The city of Albany is taking steps to assess exactly what impact the closure of the post office will have, Assistant City Manager Wes Smith said.
“There’s no doubt it’s going to have an impact on us. The question is to what extent,” Smith said. “And right now, we’re working with our department heads to try and determine that.”
Smith sent an email to all city department heads Wednesday morning requesting information from each department on how they might be impacted.
Deputy Dougherty County Administrator Mike McCoy made a similar statement saying that the county is working to determine to what extent the government will feel the pain of the closure.
“Just about every county department will feel this, from the tax department to the courts, whether it’s a full or partial closure,” McCoy said. “We’re working to get a better understanding of exactly how the closure will affect us. Our plan at this point is to relocate our post office boxes to the main post office on South Slappey Boulevard.
“This is going to cost a lot of people a lot of money. But, on the flip side, I guess it’s going to be a boon for printing businesses.”
Earlier this week, The Herald reported that the USPS would cease operations at its Broad Avenue Post Office by Dec. 2.
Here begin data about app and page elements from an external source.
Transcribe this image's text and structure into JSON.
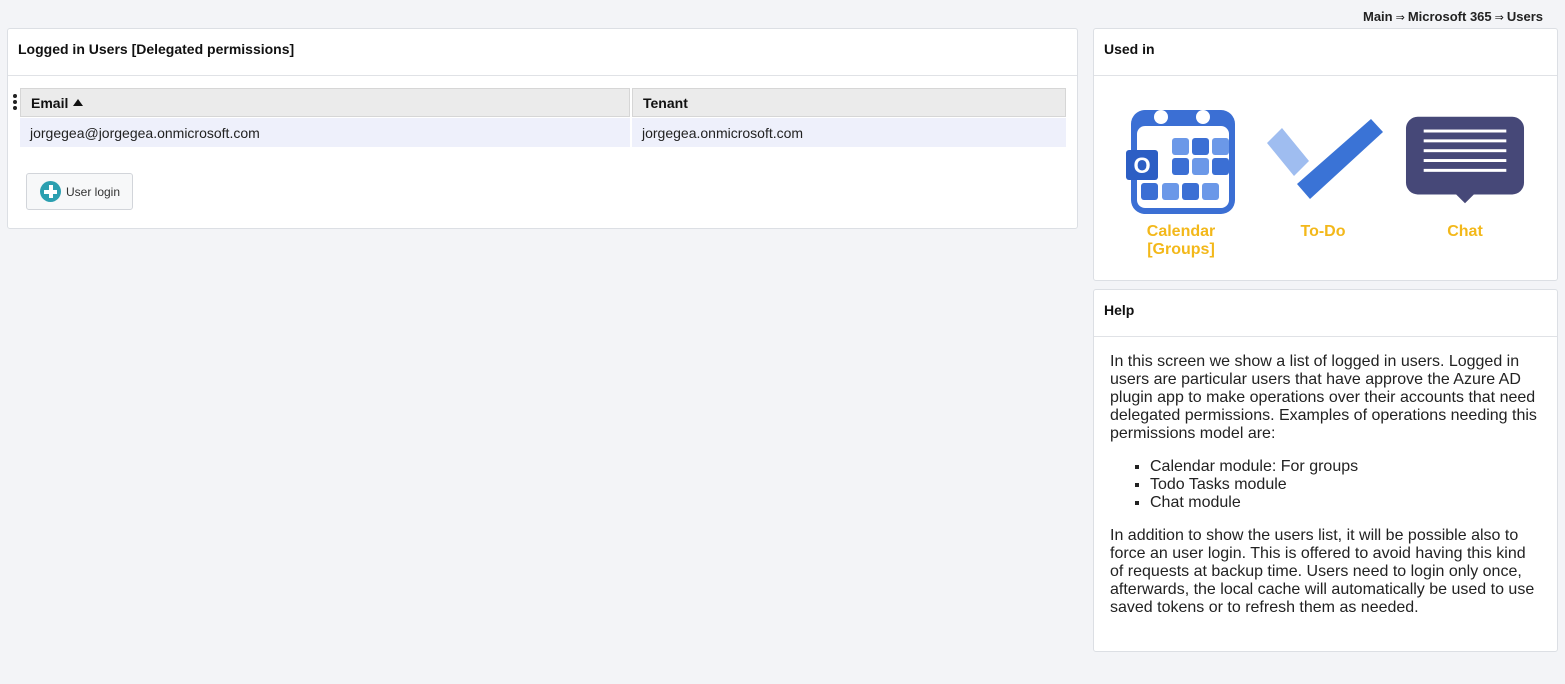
{
  "breadcrumb": {
    "items": [
      "Main",
      "Microsoft 365",
      "Users"
    ],
    "separator": "⇒"
  },
  "users_panel": {
    "title": "Logged in Users [Delegated permissions]",
    "columns": {
      "email": "Email",
      "tenant": "Tenant"
    },
    "sort": {
      "column": "email",
      "direction": "ascending"
    },
    "rows": [
      {
        "email": "jorgegea@jorgegea.onmicrosoft.com",
        "tenant": "jorgegea.onmicrosoft.com"
      }
    ],
    "login_button": "User login"
  },
  "used_in": {
    "title": "Used in",
    "modules": [
      {
        "label": "Calendar [Groups]",
        "icon": "outlook-calendar-icon"
      },
      {
        "label": "To-Do",
        "icon": "todo-check-icon"
      },
      {
        "label": "Chat",
        "icon": "chat-bubble-icon"
      }
    ]
  },
  "help": {
    "title": "Help",
    "intro": "In this screen we show a list of logged in users. Logged in users are particular users that have approve the Azure AD plugin app to make operations over their accounts that need delegated permissions. Examples of operations needing this permissions model are:",
    "items": [
      "Calendar module: For groups",
      "Todo Tasks module",
      "Chat module"
    ],
    "outro": "In addition to show the users list, it will be possible also to force an user login. This is offered to avoid having this kind of requests at backup time. Users need to login only once, afterwards, the local cache will automatically be used to use saved tokens or to refresh them as needed."
  },
  "colors": {
    "accent_label": "#f3b81a",
    "row_highlight": "#eef0fb",
    "calendar_blue": "#3b6fd4",
    "todo_blue": "#3a73d6",
    "chat_purple": "#464878",
    "add_button": "#2b9fb0"
  }
}
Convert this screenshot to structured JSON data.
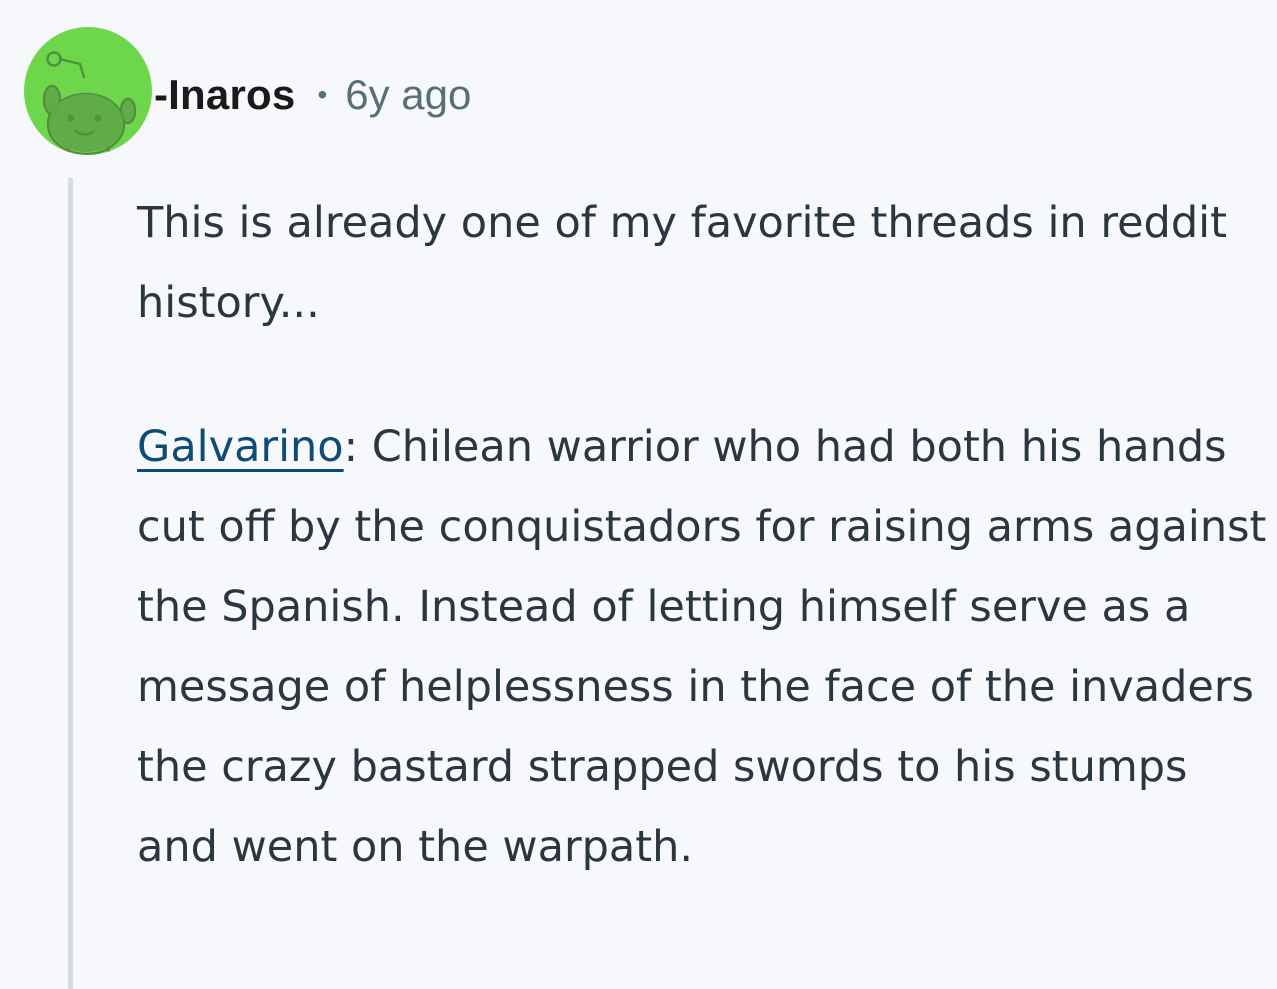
{
  "comment": {
    "author": "-Inaros",
    "separator": "•",
    "timestamp": "6y ago",
    "avatar_icon": "snoo-avatar-icon",
    "accent_color": "#6ed64b",
    "paragraph_1": "This is already one of my favorite threads in reddit history...",
    "paragraph_2": {
      "link_text": "Galvarino",
      "text": ": Chilean warrior who had both his hands cut off by the conquistadors for raising arms against the Spanish. Instead of letting himself serve as a message of helplessness in the face of the invaders the crazy bastard strapped swords to his stumps and went on the warpath."
    }
  }
}
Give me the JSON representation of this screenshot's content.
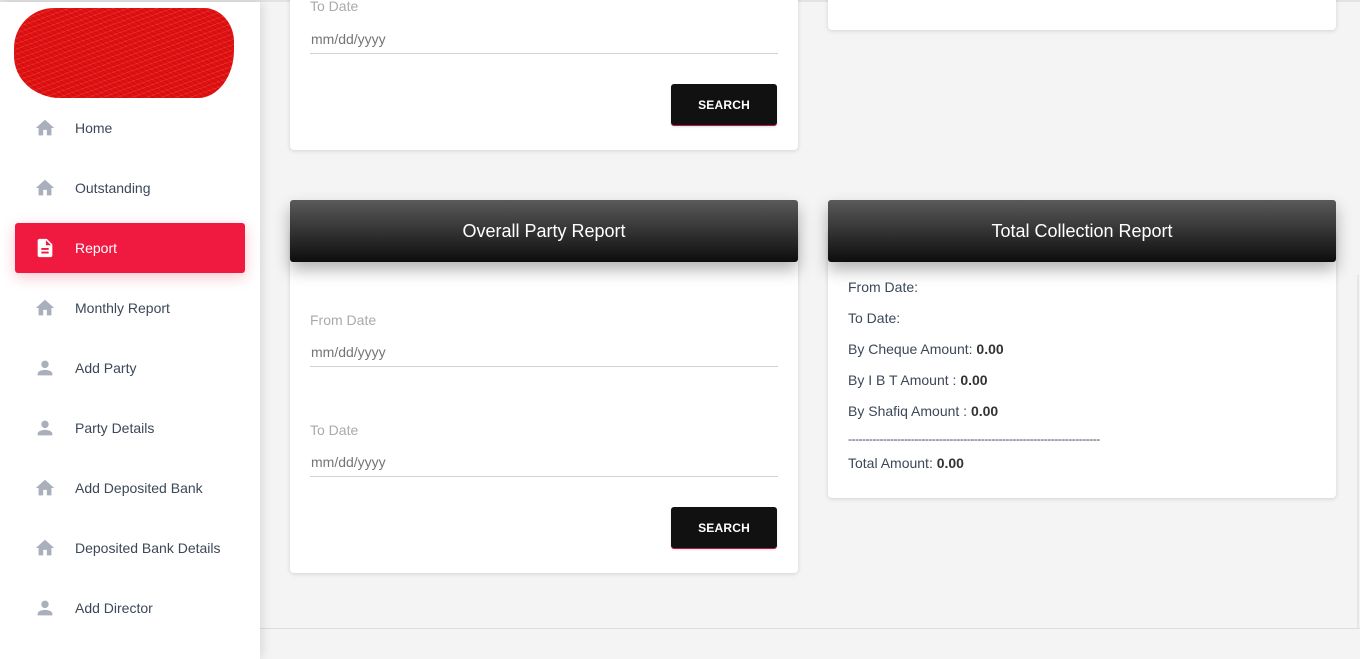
{
  "sidebar": {
    "items": [
      {
        "label": "Home",
        "icon": "home-icon"
      },
      {
        "label": "Outstanding",
        "icon": "home-icon"
      },
      {
        "label": "Report",
        "icon": "document-icon",
        "active": true
      },
      {
        "label": "Monthly Report",
        "icon": "home-icon"
      },
      {
        "label": "Add Party",
        "icon": "person-icon"
      },
      {
        "label": "Party Details",
        "icon": "person-icon"
      },
      {
        "label": "Add Deposited Bank",
        "icon": "home-icon"
      },
      {
        "label": "Deposited Bank Details",
        "icon": "home-icon"
      },
      {
        "label": "Add Director",
        "icon": "person-icon"
      }
    ],
    "active_color": "#f0193f"
  },
  "top_card": {
    "to_date_label": "To Date",
    "to_date_placeholder": "mm/dd/yyyy",
    "search_label": "SEARCH"
  },
  "overall_party_report": {
    "title": "Overall Party Report",
    "from_date_label": "From Date",
    "from_date_placeholder": "mm/dd/yyyy",
    "to_date_label": "To Date",
    "to_date_placeholder": "mm/dd/yyyy",
    "search_label": "SEARCH"
  },
  "total_collection_report": {
    "title": "Total Collection Report",
    "from_date_label": "From Date:",
    "to_date_label": "To Date:",
    "cheque_label": "By Cheque Amount:",
    "cheque_value": "0.00",
    "ibt_label": "By I B T Amount :",
    "ibt_value": "0.00",
    "shafiq_label": "By Shafiq Amount :",
    "shafiq_value": "0.00",
    "separator": "------------------------------------------------------------------------",
    "total_label": "Total Amount:",
    "total_value": "0.00"
  }
}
Stephen Seewoester of Corporate Communications for the Postal Service’s Florida District said the closure would not result in any terminations. Instead, he said, employees would be reassigned to other postal facilities.
“Those decisions are based on volume of retail sales per square foot of retail space,” Seewoester said. “That facility is down over the past several years, like many others are.”
The U.S. Postal Service is down more than 40 billion mail pieces over the past five years, Seewoester said. To survive, the Post Office relies on the sale of its products and services.
The move has sparked the ire of U.S. Rep. Sanford Bishop, who fired a letter to U.S. Postmaster General Patrick R. Donahoe this week demanding to know what information the USPS used to justify closing the branch.
The Albany Democrat, who is running for re-election against Republican John House, said in the letter he was concerned about the jobs of those at the post office location and the impact it could have on those doing business in Albany.
“I am concerned about the negative impact a sudden closure of the Broad Avenue Post Office will have on Albany and the surrounding communities,” Bishop said. “The jobs, businesses and residents of Albany that rely on our local branch deserve the right to know why the office is closing and what their best options will be in the future.”
According to Bishop, the USPS’s lease had expired on the Broad Avenue location and officials decided not to renew it.